Dataset rows describing interfaces:
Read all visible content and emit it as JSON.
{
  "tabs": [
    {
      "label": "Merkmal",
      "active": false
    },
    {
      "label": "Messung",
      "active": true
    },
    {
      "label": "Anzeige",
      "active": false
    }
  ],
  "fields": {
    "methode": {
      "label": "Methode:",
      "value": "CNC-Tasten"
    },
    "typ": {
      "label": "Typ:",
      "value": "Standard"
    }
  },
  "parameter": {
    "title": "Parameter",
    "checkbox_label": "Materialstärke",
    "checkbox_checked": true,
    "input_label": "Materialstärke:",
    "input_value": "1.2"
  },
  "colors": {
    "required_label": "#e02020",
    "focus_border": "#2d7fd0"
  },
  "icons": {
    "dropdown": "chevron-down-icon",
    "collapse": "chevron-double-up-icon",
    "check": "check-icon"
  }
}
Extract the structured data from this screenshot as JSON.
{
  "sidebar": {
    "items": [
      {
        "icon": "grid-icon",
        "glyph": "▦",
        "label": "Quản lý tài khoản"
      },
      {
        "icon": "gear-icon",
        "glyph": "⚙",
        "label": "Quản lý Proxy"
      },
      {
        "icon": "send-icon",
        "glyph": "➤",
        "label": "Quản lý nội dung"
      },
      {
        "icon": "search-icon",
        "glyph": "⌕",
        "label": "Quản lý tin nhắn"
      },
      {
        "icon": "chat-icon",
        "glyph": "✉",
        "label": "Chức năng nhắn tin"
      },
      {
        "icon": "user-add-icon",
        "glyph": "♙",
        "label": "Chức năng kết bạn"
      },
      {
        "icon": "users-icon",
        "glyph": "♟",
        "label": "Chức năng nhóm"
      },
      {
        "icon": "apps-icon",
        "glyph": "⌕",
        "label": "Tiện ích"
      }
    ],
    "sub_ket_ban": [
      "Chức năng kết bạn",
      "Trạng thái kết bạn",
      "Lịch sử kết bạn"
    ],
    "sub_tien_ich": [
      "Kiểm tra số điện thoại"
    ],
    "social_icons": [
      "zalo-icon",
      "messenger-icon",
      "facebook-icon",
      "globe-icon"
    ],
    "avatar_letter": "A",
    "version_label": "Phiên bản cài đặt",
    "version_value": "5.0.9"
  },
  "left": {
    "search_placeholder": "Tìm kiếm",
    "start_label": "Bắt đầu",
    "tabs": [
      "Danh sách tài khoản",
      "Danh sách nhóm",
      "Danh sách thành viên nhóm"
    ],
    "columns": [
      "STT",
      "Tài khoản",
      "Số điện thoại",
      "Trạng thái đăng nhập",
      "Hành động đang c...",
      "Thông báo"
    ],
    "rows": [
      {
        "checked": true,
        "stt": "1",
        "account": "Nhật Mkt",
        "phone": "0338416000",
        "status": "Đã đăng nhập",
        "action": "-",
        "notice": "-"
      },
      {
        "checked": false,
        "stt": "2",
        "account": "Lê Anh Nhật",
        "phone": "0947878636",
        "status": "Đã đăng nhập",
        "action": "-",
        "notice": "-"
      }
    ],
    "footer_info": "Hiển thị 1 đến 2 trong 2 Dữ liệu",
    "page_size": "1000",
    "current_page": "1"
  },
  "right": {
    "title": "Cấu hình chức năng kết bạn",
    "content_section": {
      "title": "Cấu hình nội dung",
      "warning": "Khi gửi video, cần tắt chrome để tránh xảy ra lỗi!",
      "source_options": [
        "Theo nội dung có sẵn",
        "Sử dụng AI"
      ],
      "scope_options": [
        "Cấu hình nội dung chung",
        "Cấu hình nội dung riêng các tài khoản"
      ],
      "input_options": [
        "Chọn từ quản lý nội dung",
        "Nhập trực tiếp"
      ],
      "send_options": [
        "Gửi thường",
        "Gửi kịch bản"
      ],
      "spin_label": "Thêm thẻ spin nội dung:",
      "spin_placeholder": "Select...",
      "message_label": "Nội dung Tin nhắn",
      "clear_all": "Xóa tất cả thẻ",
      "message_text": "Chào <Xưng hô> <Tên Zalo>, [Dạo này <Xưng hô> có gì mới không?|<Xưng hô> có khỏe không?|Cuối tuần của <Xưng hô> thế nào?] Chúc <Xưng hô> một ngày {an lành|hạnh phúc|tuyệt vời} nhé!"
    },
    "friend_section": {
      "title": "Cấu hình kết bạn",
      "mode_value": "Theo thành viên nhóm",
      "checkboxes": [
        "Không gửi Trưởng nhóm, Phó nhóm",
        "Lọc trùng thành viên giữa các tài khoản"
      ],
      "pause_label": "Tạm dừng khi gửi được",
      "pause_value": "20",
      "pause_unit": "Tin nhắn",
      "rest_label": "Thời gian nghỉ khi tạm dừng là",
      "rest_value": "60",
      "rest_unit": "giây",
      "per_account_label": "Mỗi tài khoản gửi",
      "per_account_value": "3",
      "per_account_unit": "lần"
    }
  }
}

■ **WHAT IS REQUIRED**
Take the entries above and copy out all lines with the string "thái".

■ **REPLY**
      "Trạng thái kết bạn",
      "Trạng thái đăng nhập",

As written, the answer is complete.